[Provided records — start]
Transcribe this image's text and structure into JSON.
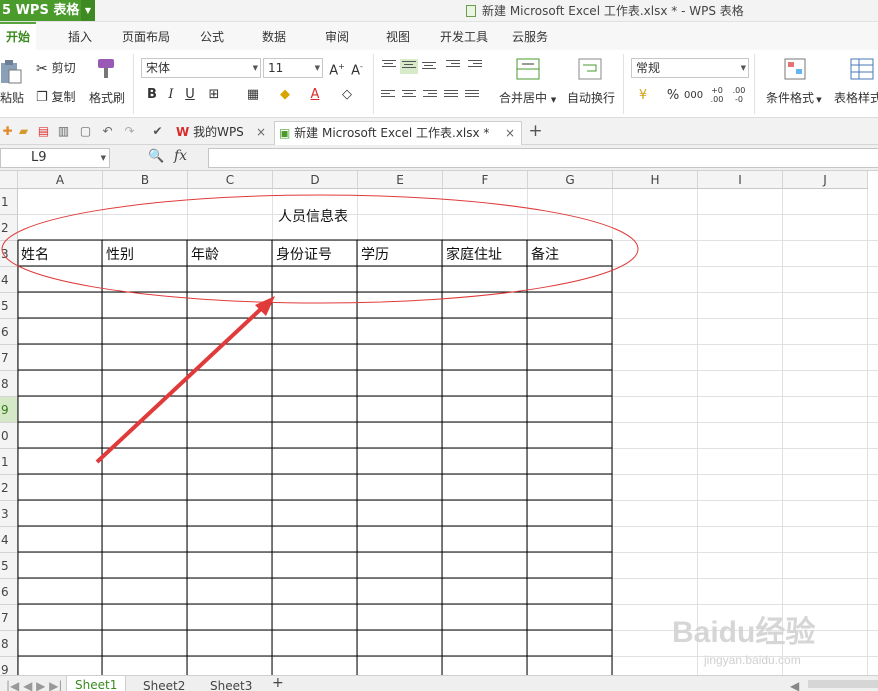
{
  "app": {
    "name": "WPS 表格",
    "window_title": "新建 Microsoft Excel 工作表.xlsx * - WPS 表格"
  },
  "menu": {
    "tabs": [
      "开始",
      "插入",
      "页面布局",
      "公式",
      "数据",
      "审阅",
      "视图",
      "开发工具",
      "云服务"
    ]
  },
  "ribbon": {
    "paste_label": "粘贴",
    "cut_label": "剪切",
    "copy_label": "复制",
    "format_painter_label": "格式刷",
    "font_name": "宋体",
    "font_size": "11",
    "bold": "B",
    "italic": "I",
    "underline": "U",
    "merge_center_label": "合并居中",
    "wrap_text_label": "自动换行",
    "number_format": "常规",
    "percent": "%",
    "conditional_format_label": "条件格式",
    "table_style_label": "表格样式"
  },
  "doc_tabs": {
    "my_wps": "我的WPS",
    "active_doc": "新建 Microsoft Excel 工作表.xlsx *"
  },
  "formula_bar": {
    "cell_ref": "L9",
    "fx": "fx",
    "formula": ""
  },
  "sheet": {
    "columns": [
      "A",
      "B",
      "C",
      "D",
      "E",
      "F",
      "G",
      "H",
      "I",
      "J"
    ],
    "rows": [
      "1",
      "2",
      "3",
      "4",
      "5",
      "6",
      "7",
      "8",
      "9",
      "0",
      "1",
      "2",
      "3",
      "4",
      "5",
      "6",
      "7",
      "8",
      "9"
    ],
    "active_row_index": 8,
    "table_title": "人员信息表",
    "headers": [
      "姓名",
      "性别",
      "年龄",
      "身份证号",
      "学历",
      "家庭住址",
      "备注"
    ]
  },
  "sheet_tabs": [
    "Sheet1",
    "Sheet2",
    "Sheet3"
  ],
  "watermark": {
    "brand": "Baidu经验",
    "url": "jingyan.baidu.com"
  },
  "colors": {
    "accent": "#4a9a2c",
    "annotation_red": "#e03a3a"
  }
}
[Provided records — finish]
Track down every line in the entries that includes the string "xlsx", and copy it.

_Result of this exercise_
    "window_title": "新建 Microsoft Excel 工作表.xlsx * - WPS 表格"
    "active_doc": "新建 Microsoft Excel 工作表.xlsx *"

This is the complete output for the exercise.